“But how was Norway able to achieve this? The country formulated and deployed robust policies that support education and innovation. The government prioritized education as a means to diversify its economy and foster higher and more inclusive growth through promoting Science, Technology, Engineering and Mathematics (STEM) subjects, alongside entrepreneurial skills.
“The country emplaced a long term management of its oil and gas revenues through the world’s largest sovereign wealth fund. Overall, Norway identified her vulnerability exposures – such as oil price fluctuations – and deployed robust policies to deliver sustainable growth and development,” he noted.
While noting that, President Muhammadu Buhari’s government has put plans in place to exploit success stories of Qatar and others, Baru pointed out embracing various sectors such as agriculture, mining, and manufacturing can rescue the nation from the current economic doldrums.
He said, “Agriculture is still the sector that employs the largest share of the labour force in most developing and transiting economies including Nigeria. Improving agricultural productivity and commercialisation, and linking producers to markets are among some of the important measures required in this regard. Examples of countries such as Chile and Malaysia confirmed the proposition that a healthy rural economy is necessary for industrialisation because the linkages between the two are obvious.
“Economic diversification by embracing various sectors such as agriculture, mining, and manufacturing that can rescue the nation from the current economic doldrums is therefore necessary. It is this strategy that has the potential of creating jobs for the teeming unemployed population of the youths as well as boosting the foreign exchange earnings of Nigeria.

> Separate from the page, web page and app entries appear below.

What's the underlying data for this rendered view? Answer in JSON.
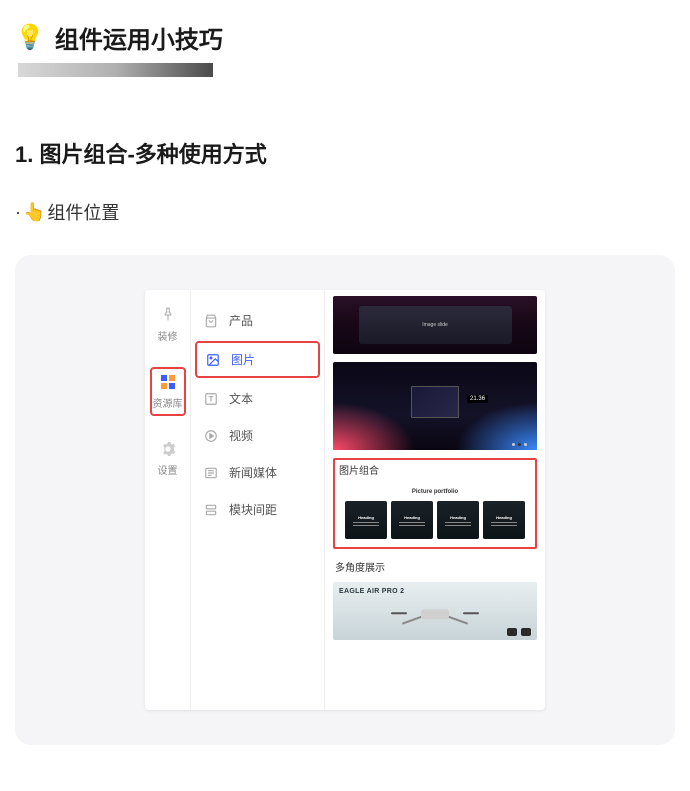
{
  "header": {
    "bulb": "💡",
    "title": "组件运用小技巧"
  },
  "section": {
    "heading": "1. 图片组合-多种使用方式",
    "subpoint_prefix": "·",
    "subpoint_icon": "👆",
    "subpoint_text": "组件位置"
  },
  "leftNav": [
    {
      "key": "decorate",
      "label": "装修"
    },
    {
      "key": "library",
      "label": "资源库"
    },
    {
      "key": "settings",
      "label": "设置"
    }
  ],
  "menu": [
    {
      "key": "product",
      "label": "产品"
    },
    {
      "key": "image",
      "label": "图片"
    },
    {
      "key": "text",
      "label": "文本"
    },
    {
      "key": "video",
      "label": "视频"
    },
    {
      "key": "news",
      "label": "新闻媒体"
    },
    {
      "key": "spacing",
      "label": "模块间距"
    }
  ],
  "preview": {
    "laptop_text": "Image slide",
    "rgb_clock": "21.36",
    "portfolio_section_label": "图片组合",
    "portfolio_title": "Picture portfolio",
    "portfolio_cards": [
      {
        "title": "Heading"
      },
      {
        "title": "Heading"
      },
      {
        "title": "Heading"
      },
      {
        "title": "Heading"
      }
    ],
    "multi_label": "多角度展示",
    "drone_title": "EAGLE AIR PRO 2"
  }
}
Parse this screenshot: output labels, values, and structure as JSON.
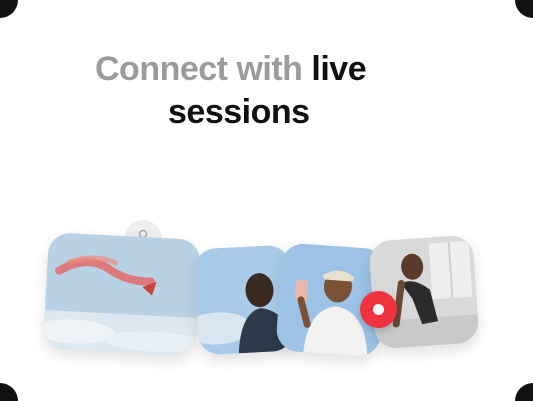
{
  "headline": {
    "part1": "Connect with",
    "part2": "live",
    "line2": "sessions"
  },
  "colors": {
    "headline_gray": "#9b9b9b",
    "headline_dark": "#111111",
    "record_red": "#ef3341"
  },
  "icons": {
    "avatar": "person-icon",
    "record": "record-dot-icon"
  },
  "cards": [
    {
      "subject": "red kite in sky"
    },
    {
      "subject": "person looking up at sky"
    },
    {
      "subject": "person taking selfie"
    },
    {
      "subject": "yoga pose indoors"
    }
  ]
}
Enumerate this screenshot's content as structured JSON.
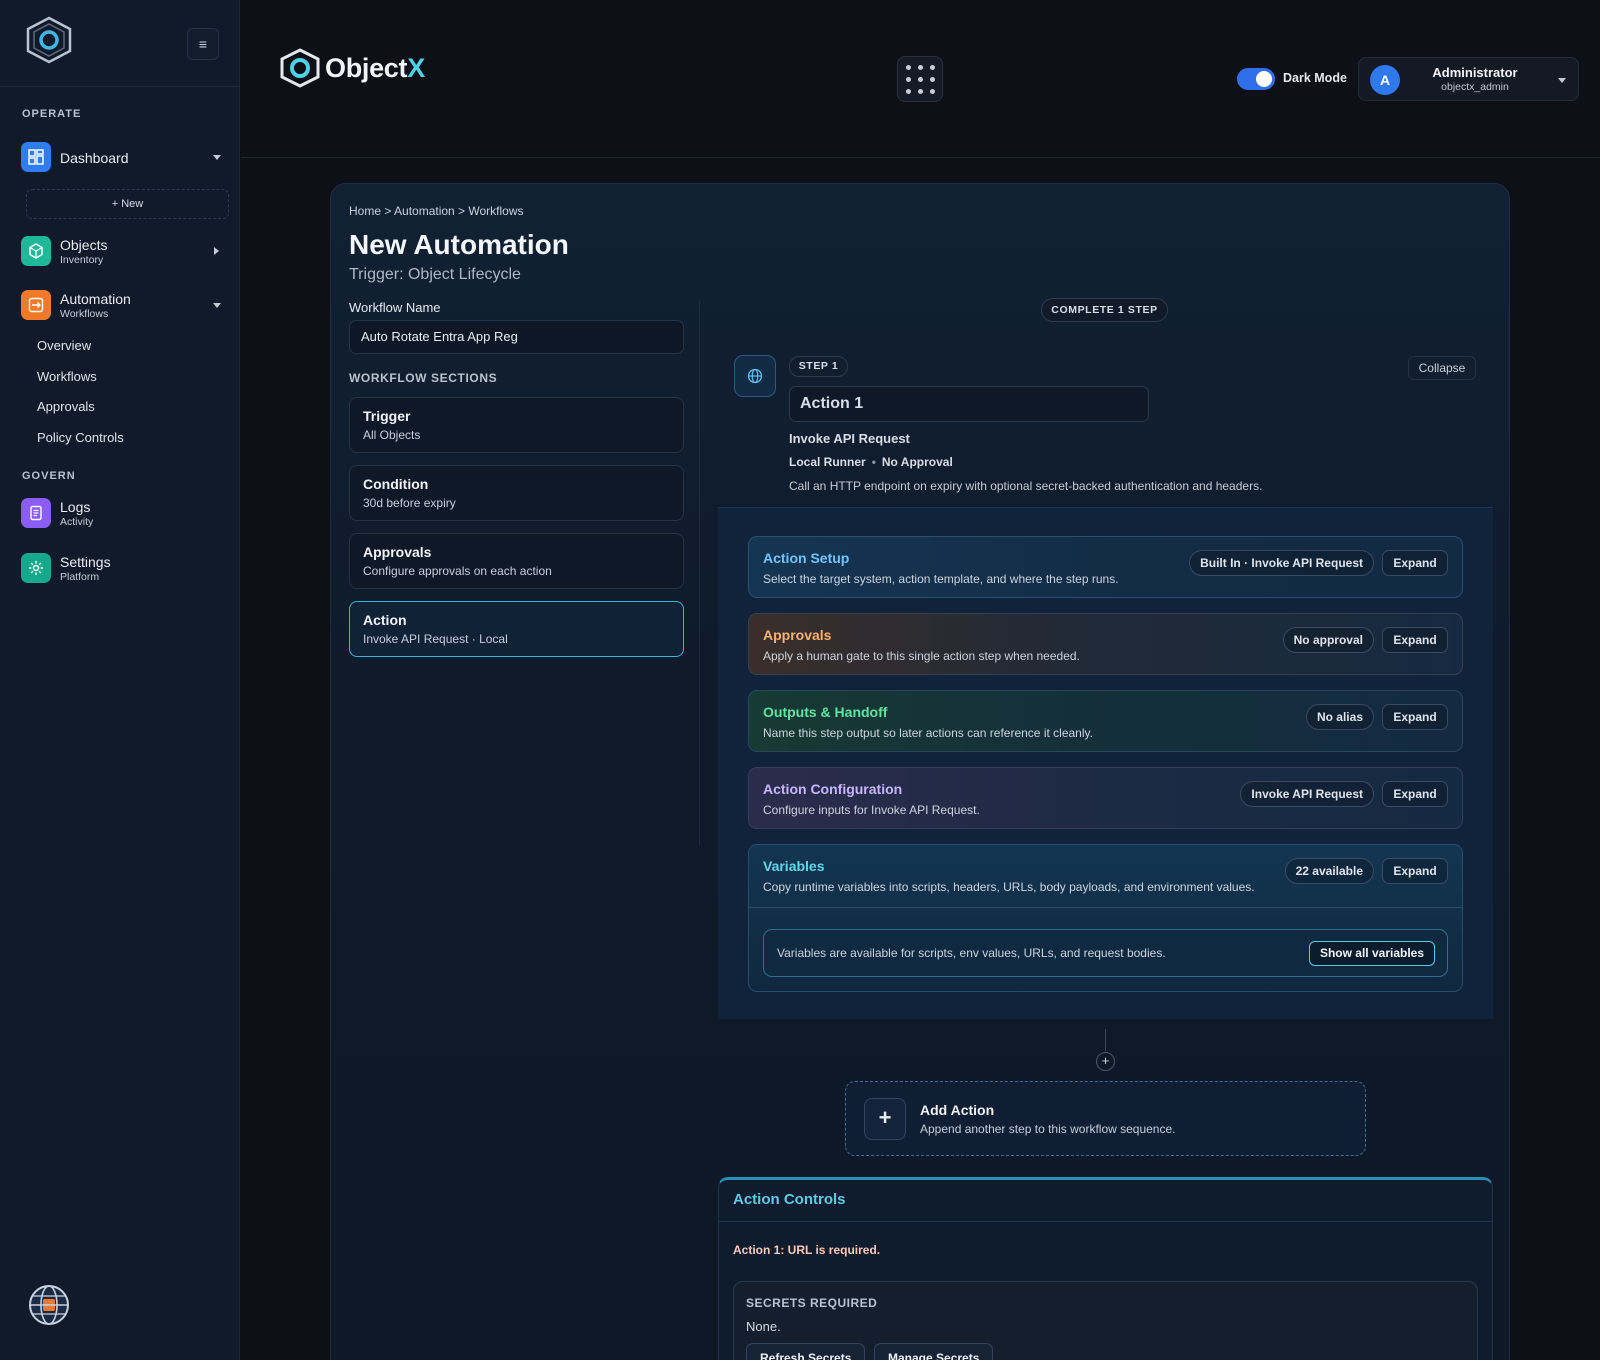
{
  "colors": {
    "accent": "#34b6d9",
    "brand_x": "#4fd2e6",
    "toggle_on": "#2f6fe8",
    "action_setup": "#6fc6ff",
    "approvals": "#ffb26b",
    "outputs": "#5ee6a0",
    "action_config": "#c7b5ff",
    "variables": "#5fd8ea",
    "error": "#ffc9b8"
  },
  "sidebar": {
    "menu_icon": "hamburger-icon",
    "operate_title": "OPERATE",
    "govern_title": "GOVERN",
    "new_label": "+ New",
    "items": {
      "dashboard": {
        "label": "Dashboard",
        "icon": "dashboard-icon",
        "color": "#2f7df0"
      },
      "objects": {
        "label": "Objects",
        "sub": "Inventory",
        "icon": "cube-icon",
        "color": "#1fb899"
      },
      "automation": {
        "label": "Automation",
        "sub": "Workflows",
        "icon": "automation-icon",
        "color": "#f07a2a"
      },
      "logs": {
        "label": "Logs",
        "sub": "Activity",
        "icon": "document-icon",
        "color": "#8b5cf6"
      },
      "settings": {
        "label": "Settings",
        "sub": "Platform",
        "icon": "gear-icon",
        "color": "#14a88c"
      }
    },
    "automation_subitems": [
      "Overview",
      "Workflows",
      "Approvals",
      "Policy Controls"
    ]
  },
  "header": {
    "brand_main": "Object",
    "brand_accent": "X",
    "dark_mode_label": "Dark Mode",
    "dark_mode_on": true,
    "user": {
      "initial": "A",
      "name": "Administrator",
      "handle": "objectx_admin"
    }
  },
  "page": {
    "breadcrumb": "Home > Automation > Workflows",
    "title": "New Automation",
    "subtitle": "Trigger: Object Lifecycle",
    "workflow_name_label": "Workflow Name",
    "workflow_name_value": "Auto Rotate Entra App Reg",
    "sections_title": "WORKFLOW SECTIONS",
    "sections": [
      {
        "name": "Trigger",
        "desc": "All Objects"
      },
      {
        "name": "Condition",
        "desc": "30d before expiry"
      },
      {
        "name": "Approvals",
        "desc": "Configure approvals on each action"
      },
      {
        "name": "Action",
        "desc": "Invoke API Request · Local"
      }
    ]
  },
  "step": {
    "complete_badge": "COMPLETE 1 STEP",
    "badge": "STEP 1",
    "collapse_label": "Collapse",
    "action_name": "Action 1",
    "type": "Invoke API Request",
    "runner": "Local Runner",
    "approval": "No Approval",
    "description": "Call an HTTP endpoint on expiry with optional secret-backed authentication and headers.",
    "expand_label": "Expand",
    "accordions": [
      {
        "title": "Action Setup",
        "desc": "Select the target system, action template, and where the step runs.",
        "tag": "Built In · Invoke API Request"
      },
      {
        "title": "Approvals",
        "desc": "Apply a human gate to this single action step when needed.",
        "tag": "No approval"
      },
      {
        "title": "Outputs & Handoff",
        "desc": "Name this step output so later actions can reference it cleanly.",
        "tag": "No alias"
      },
      {
        "title": "Action Configuration",
        "desc": "Configure inputs for Invoke API Request.",
        "tag": "Invoke API Request"
      },
      {
        "title": "Variables",
        "desc": "Copy runtime variables into scripts, headers, URLs, body payloads, and environment values.",
        "tag": "22 available"
      }
    ],
    "variables_note": "Variables are available for scripts, env values, URLs, and request bodies.",
    "show_all_label": "Show all variables"
  },
  "add_action": {
    "title": "Add Action",
    "desc": "Append another step to this workflow sequence."
  },
  "controls": {
    "title": "Action Controls",
    "error": "Action 1: URL is required.",
    "secrets_title": "SECRETS REQUIRED",
    "secrets_value": "None.",
    "refresh_label": "Refresh Secrets",
    "manage_label": "Manage Secrets"
  }
}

“Encouraging entrepreneurship and innovation through improved access to information, communication technology, finance and research and development. Also, promoting private investment in non-extractive sectors through improving the business and regulatory environment, providing better access to finance, and supporting entrepreneurship and skills development.”
Speaking on economic integration and social stability of Nigeria, the NNPC GMD stressed the need to focus more on equitable resource proceeds distribution rather than equality in order to achieve meaningful economic integration and social stability across the nation, adding that, by so doing, the weighted inflow per capita to the smallest geographical entity in the nation will be at par with the inflow of the largest geographical entity.

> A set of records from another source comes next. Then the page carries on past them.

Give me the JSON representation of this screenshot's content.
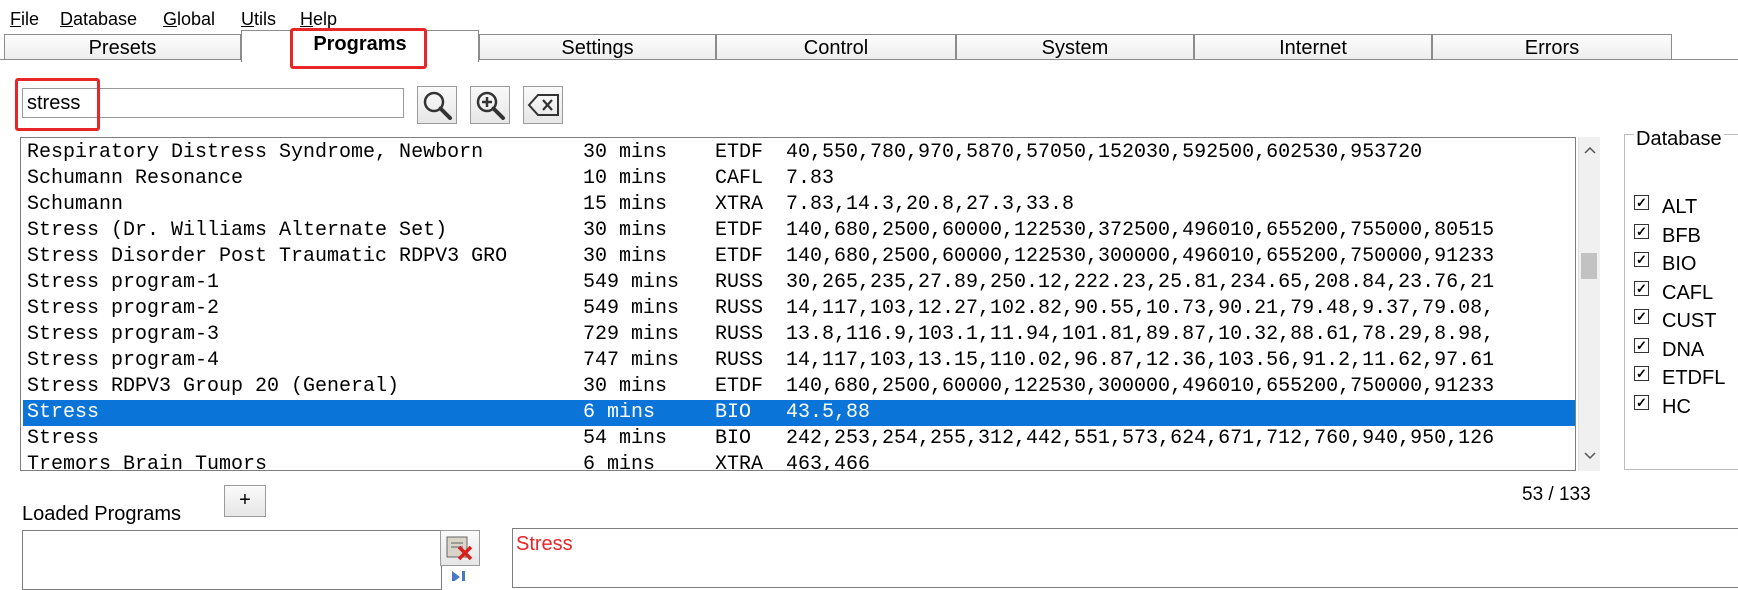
{
  "menu": {
    "items": [
      {
        "label": "File",
        "mnemonic": "F",
        "rest": "ile"
      },
      {
        "label": "Database",
        "mnemonic": "D",
        "rest": "atabase"
      },
      {
        "label": "Global",
        "mnemonic": "G",
        "rest": "lobal"
      },
      {
        "label": "Utils",
        "mnemonic": "U",
        "rest": "tils"
      },
      {
        "label": "Help",
        "mnemonic": "H",
        "rest": "elp"
      }
    ]
  },
  "tabs": {
    "items": [
      "Presets",
      "Programs",
      "Settings",
      "Control",
      "System",
      "Internet",
      "Errors"
    ],
    "active": "Programs"
  },
  "search": {
    "value": "stress"
  },
  "toolbar": {
    "search_icon": "magnifier-icon",
    "zoom_icon": "zoom-in-icon",
    "clear_icon": "backspace-clear-icon"
  },
  "programs": {
    "rows": [
      {
        "name": "Respiratory Distress Syndrome, Newborn",
        "time": "30 mins",
        "db": "ETDF",
        "freqs": "40,550,780,970,5870,57050,152030,592500,602530,953720"
      },
      {
        "name": "Schumann Resonance",
        "time": "10 mins",
        "db": "CAFL",
        "freqs": "7.83"
      },
      {
        "name": "Schumann",
        "time": "15 mins",
        "db": "XTRA",
        "freqs": "7.83,14.3,20.8,27.3,33.8"
      },
      {
        "name": "Stress (Dr. Williams Alternate Set)",
        "time": "30 mins",
        "db": "ETDF",
        "freqs": "140,680,2500,60000,122530,372500,496010,655200,755000,80515"
      },
      {
        "name": "Stress Disorder Post Traumatic RDPV3 GRO",
        "time": "30 mins",
        "db": "ETDF",
        "freqs": "140,680,2500,60000,122530,300000,496010,655200,750000,91233"
      },
      {
        "name": "Stress program-1",
        "time": "549 mins",
        "db": "RUSS",
        "freqs": "30,265,235,27.89,250.12,222.23,25.81,234.65,208.84,23.76,21"
      },
      {
        "name": "Stress program-2",
        "time": "549 mins",
        "db": "RUSS",
        "freqs": "14,117,103,12.27,102.82,90.55,10.73,90.21,79.48,9.37,79.08,"
      },
      {
        "name": "Stress program-3",
        "time": "729 mins",
        "db": "RUSS",
        "freqs": "13.8,116.9,103.1,11.94,101.81,89.87,10.32,88.61,78.29,8.98,"
      },
      {
        "name": "Stress program-4",
        "time": "747 mins",
        "db": "RUSS",
        "freqs": "14,117,103,13.15,110.02,96.87,12.36,103.56,91.2,11.62,97.61"
      },
      {
        "name": "Stress RDPV3 Group 20 (General)",
        "time": "30 mins",
        "db": "ETDF",
        "freqs": "140,680,2500,60000,122530,300000,496010,655200,750000,91233"
      },
      {
        "name": "Stress",
        "time": "6 mins",
        "db": "BIO",
        "freqs": "43.5,88",
        "selected": true
      },
      {
        "name": "Stress",
        "time": "54 mins",
        "db": "BIO",
        "freqs": "242,253,254,255,312,442,551,573,624,671,712,760,940,950,126"
      },
      {
        "name": "Tremors Brain Tumors",
        "time": "6 mins",
        "db": "XTRA",
        "freqs": "463,466"
      }
    ],
    "count": "53 / 133"
  },
  "database_filter": {
    "title": "Database",
    "check_glyph": "✓",
    "items": [
      {
        "label": "ALT",
        "checked": true
      },
      {
        "label": "BFB",
        "checked": true
      },
      {
        "label": "BIO",
        "checked": true
      },
      {
        "label": "CAFL",
        "checked": true
      },
      {
        "label": "CUST",
        "checked": true
      },
      {
        "label": "DNA",
        "checked": true
      },
      {
        "label": "ETDFL",
        "checked": true
      },
      {
        "label": "HC",
        "checked": true
      }
    ]
  },
  "loaded": {
    "label": "Loaded Programs",
    "add_label": "+",
    "detail_title": "Stress"
  },
  "colors": {
    "selection": "#0a74d8",
    "highlight_box": "#e8262a",
    "detail_text": "#e8262a"
  }
}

While advocating a better life for people in the Niger-Delta region, Baru noted that, “it is no doubt that the Niger Delta region has been a key contributor to Nigeria’s economic development. However, a cursory look at the state of development in the Niger Delta indicates that despite the huge resources channelled by the government, much progress needs to be made in improving the living conditions and quality of life of the people in the region.

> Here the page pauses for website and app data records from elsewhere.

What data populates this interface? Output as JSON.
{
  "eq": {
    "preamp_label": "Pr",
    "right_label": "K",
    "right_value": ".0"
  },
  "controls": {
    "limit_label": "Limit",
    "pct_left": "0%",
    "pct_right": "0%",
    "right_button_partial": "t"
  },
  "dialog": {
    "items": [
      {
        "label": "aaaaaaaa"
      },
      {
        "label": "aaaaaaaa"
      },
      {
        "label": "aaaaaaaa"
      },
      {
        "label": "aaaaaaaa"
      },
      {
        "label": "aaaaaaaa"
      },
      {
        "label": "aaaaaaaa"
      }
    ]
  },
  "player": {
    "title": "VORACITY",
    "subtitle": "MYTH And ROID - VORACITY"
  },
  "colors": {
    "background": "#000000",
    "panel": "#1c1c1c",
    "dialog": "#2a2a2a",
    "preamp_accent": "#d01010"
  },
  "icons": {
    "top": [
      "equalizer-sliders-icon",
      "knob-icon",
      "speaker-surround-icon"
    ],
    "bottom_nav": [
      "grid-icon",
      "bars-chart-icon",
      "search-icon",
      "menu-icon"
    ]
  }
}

“Different administrations have deployed different initiatives to address the disparaging socio-economic issues in the region, including critical multi-sector interventions, but the development challenges have not only lingered, but also continued to expand, perhaps, in ways that might not have been envisaged”, he said.
The GMD alongside the chairman of the occasion, Oba Rilwan Akiolu, the Obi of Onitsha, Igwe Alfred Ugochukwu Achebe, who is the ABU Chancellor and other dignitaries had earlier paid homage to the Emir of Zazzau, Dr. Shehu Idris, where the three monarchs harped on Nigeria’s unity.
Story source: http://thenationonlineng.net/